## TASK ITEM
Each line of the records needs to be written out exactly, with any image left out.

[Start of section]

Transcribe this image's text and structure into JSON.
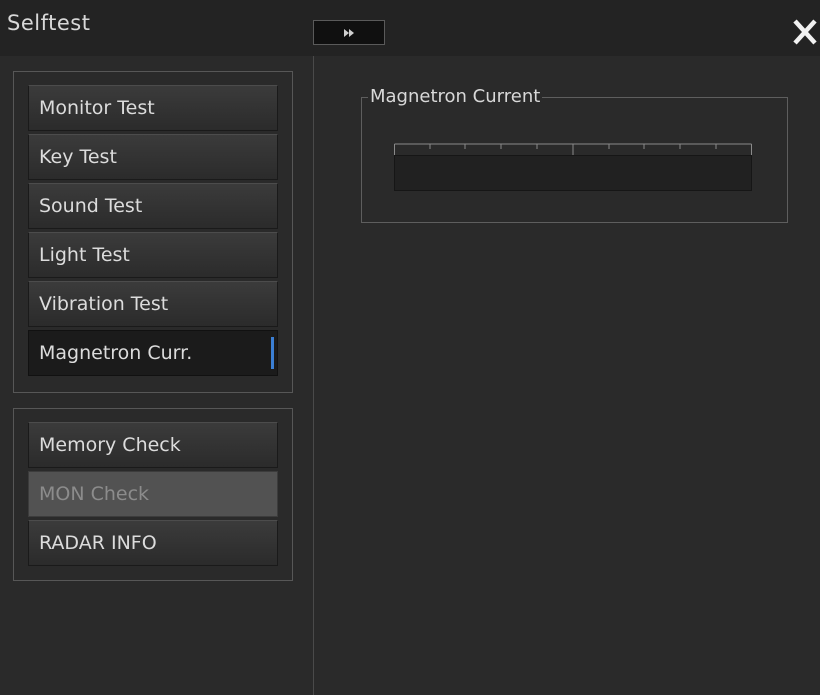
{
  "window": {
    "title": "Selftest",
    "forward_icon": "double-chevron-right-icon",
    "close_icon": "close-icon"
  },
  "test_menu": {
    "items": [
      {
        "label": "Monitor Test",
        "state": "normal"
      },
      {
        "label": "Key Test",
        "state": "normal"
      },
      {
        "label": "Sound Test",
        "state": "normal"
      },
      {
        "label": "Light Test",
        "state": "normal"
      },
      {
        "label": "Vibration Test",
        "state": "normal"
      },
      {
        "label": "Magnetron Curr.",
        "state": "selected"
      }
    ]
  },
  "check_menu": {
    "items": [
      {
        "label": "Memory Check",
        "state": "normal"
      },
      {
        "label": "MON Check",
        "state": "disabled"
      },
      {
        "label": "RADAR INFO",
        "state": "normal"
      }
    ]
  },
  "magnetron_panel": {
    "title": "Magnetron Current",
    "level": 0
  },
  "colors": {
    "background": "#2a2a2a",
    "selection_indicator": "#3b7fd4",
    "text": "#dcdcdc",
    "disabled_text": "#8c8c8c"
  }
}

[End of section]

## EXERCISE ANSWER
Transcribe this image's text and structure into JSON.
{
  "window": {
    "title": "Selftest",
    "forward_icon": "double-chevron-right-icon",
    "close_icon": "close-icon"
  },
  "test_menu": {
    "items": [
      {
        "label": "Monitor Test",
        "state": "normal"
      },
      {
        "label": "Key Test",
        "state": "normal"
      },
      {
        "label": "Sound Test",
        "state": "normal"
      },
      {
        "label": "Light Test",
        "state": "normal"
      },
      {
        "label": "Vibration Test",
        "state": "normal"
      },
      {
        "label": "Magnetron Curr.",
        "state": "selected"
      }
    ]
  },
  "check_menu": {
    "items": [
      {
        "label": "Memory Check",
        "state": "normal"
      },
      {
        "label": "MON Check",
        "state": "disabled"
      },
      {
        "label": "RADAR INFO",
        "state": "normal"
      }
    ]
  },
  "magnetron_panel": {
    "title": "Magnetron Current",
    "level": 0
  },
  "colors": {
    "background": "#2a2a2a",
    "selection_indicator": "#3b7fd4",
    "text": "#dcdcdc",
    "disabled_text": "#8c8c8c"
  }
}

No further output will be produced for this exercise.